The notable exception to this narrative are collages 3A & 3B, “Fragile Expectations” (3A) & “Welcome to Hell” (3B) whose stories make for a very interesting contrast. That story exemplifies an emerging counter-narrative, not about the student experience, but about (dis)organized post-secondary education:
The student stories were honest but, collectively, and through the prism of our interpretative frames, reveal a kind of restrained authenticity, as if there was an inevitable convergence upon the “student-is-transformed-through-challenge” theme. We perceived that the experience of disorientation, the overcoming of deep challenge, the becoming stronger through adversity is the normalized student experience. This is the oft-repeated grit narrative, the character-building narrative, the rite-of-passage, the pull-yourself-up-by-your-bootstraps narrative, all so deeply embedded in our collective consciousness about the post-secondary experience (Schreiner, 2017). And, naturally, this is a powerful, compelling, and genuine story, but it does raise the question about whether we are hiding from view the greater nuance, the stories of students’ life that lie outside that master narrative, a question thoughtfully raised more broadly by Zaretta Hammond (2014) in her work on culturally responsive teaching. She writes, “…for students, we give them only two choices when we promote a master narrative: Either resist it or accept it and let it become a self-fulfilling prophecy” (Hammond, 2014, para. 11). This becomes all the more interesting when the “student-is-transformed-through-challenge” narrative co-exists with this other narrative about students as customers under-supported by the institutions they attend, exemplified in Collage Story 3A and 3B. This too is a powerful master narrative, though with shallower roots. These narratives compete for the soul of education asking fundamentally where the responsibility lies, but without making space for the messy middle-ground between them – the actual stories of student lives in all their nuance. And we are left with the burden of un-answered questions getting lost in the din of these dominant narratives: How do we find the balance between fostering university-ready students and student-ready universities? What challenges do we present to students that are really just harmful and un-necessary to their experience? In what ways do we ignore our responsibility as educators when we rationalise those harmful and unnecessary things as “part of the student experience”?
So… the most salient insight we gather from this research is about the research process itself and the ways in which we participate in the reproduction of the single story, the master narrative. Despite our concerted efforts to create an experience in which students would tell us their unique and idiosyncratic stories, and despite our best efforts to park and acknowledge our biases and to treat the students as co-participants in the research, we still felt implicated in a process that restrained or even incited what got told. This is not to call into question the truthfulness of the student stories – participants were deeply generous and thoughtful in their responses and engagement in this process – just that the research process itself that seeks to understand hidden realities of the student experience can be an exercise in simply perpetuating certain master narratives about that experience.

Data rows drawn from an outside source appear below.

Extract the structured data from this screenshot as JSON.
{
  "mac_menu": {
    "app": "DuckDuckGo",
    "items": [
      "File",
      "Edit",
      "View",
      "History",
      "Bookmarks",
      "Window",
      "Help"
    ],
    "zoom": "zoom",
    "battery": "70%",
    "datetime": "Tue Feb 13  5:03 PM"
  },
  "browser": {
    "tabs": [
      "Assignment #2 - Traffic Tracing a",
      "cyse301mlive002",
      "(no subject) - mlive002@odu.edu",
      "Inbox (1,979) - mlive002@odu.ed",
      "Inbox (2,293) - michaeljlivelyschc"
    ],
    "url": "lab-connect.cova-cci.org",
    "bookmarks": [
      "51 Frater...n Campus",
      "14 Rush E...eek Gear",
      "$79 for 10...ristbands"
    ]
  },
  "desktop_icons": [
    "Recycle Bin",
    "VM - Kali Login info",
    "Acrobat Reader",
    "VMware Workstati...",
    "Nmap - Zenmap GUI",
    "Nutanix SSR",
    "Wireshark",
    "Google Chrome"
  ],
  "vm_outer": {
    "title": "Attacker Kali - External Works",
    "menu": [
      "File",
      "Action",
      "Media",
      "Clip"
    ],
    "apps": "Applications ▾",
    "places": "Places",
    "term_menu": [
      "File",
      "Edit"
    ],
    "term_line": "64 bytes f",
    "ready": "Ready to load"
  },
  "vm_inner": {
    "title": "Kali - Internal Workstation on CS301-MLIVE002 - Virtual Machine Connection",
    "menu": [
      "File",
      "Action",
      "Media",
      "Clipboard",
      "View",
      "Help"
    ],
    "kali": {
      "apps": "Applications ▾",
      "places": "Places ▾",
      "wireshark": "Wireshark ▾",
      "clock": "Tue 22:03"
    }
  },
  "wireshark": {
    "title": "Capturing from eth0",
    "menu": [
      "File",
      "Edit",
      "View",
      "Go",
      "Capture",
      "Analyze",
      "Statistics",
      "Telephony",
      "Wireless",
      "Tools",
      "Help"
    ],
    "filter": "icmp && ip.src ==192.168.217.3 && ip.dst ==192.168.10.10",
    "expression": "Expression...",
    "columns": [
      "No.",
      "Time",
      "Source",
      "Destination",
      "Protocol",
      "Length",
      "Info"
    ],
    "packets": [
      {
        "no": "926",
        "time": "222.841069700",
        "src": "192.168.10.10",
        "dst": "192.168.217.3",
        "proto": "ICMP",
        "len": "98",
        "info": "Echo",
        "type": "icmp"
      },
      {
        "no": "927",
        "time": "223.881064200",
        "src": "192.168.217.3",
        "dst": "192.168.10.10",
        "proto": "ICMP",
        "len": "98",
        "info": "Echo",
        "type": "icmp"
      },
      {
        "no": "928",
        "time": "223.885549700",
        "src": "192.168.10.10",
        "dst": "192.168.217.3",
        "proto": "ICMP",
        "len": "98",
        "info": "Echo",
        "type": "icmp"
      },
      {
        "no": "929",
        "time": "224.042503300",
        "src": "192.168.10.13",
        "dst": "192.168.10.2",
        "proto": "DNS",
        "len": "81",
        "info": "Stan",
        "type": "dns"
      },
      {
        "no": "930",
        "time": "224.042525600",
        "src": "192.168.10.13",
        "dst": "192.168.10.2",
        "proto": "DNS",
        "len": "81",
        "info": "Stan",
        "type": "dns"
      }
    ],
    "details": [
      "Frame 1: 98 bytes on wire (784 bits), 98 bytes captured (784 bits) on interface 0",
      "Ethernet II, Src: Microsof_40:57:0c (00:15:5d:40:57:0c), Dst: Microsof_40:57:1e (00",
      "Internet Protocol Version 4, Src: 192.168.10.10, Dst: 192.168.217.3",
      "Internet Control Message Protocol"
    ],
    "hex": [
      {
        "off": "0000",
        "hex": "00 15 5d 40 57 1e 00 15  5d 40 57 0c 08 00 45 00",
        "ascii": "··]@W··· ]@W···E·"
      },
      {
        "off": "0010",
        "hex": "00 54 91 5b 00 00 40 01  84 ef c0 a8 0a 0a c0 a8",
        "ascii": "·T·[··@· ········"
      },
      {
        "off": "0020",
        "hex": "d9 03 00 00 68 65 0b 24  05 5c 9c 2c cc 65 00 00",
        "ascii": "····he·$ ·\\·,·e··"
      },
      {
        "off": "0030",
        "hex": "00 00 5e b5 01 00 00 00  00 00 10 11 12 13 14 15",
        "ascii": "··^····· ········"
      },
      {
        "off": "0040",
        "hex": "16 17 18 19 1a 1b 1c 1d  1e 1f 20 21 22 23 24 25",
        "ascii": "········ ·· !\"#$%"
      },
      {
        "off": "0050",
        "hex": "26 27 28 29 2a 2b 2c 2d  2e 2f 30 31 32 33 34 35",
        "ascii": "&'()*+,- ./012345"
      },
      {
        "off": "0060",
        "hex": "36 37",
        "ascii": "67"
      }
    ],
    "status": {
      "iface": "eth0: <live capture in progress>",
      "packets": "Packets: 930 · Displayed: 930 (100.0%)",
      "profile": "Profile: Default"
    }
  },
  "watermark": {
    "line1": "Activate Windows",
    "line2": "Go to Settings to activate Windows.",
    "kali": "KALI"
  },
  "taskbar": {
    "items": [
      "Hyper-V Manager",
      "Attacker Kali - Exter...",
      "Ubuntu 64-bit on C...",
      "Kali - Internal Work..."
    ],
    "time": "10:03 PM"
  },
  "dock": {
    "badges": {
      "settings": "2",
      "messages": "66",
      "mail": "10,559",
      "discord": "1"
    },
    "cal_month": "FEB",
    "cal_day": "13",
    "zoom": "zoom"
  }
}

Stuck Narratives and the Student Experience at Ryerson University, the inaugural SERT project 2018-2019 received ethics approval from Ryerson University’s Research Ethics Board in June 2018 (REB 2018-260).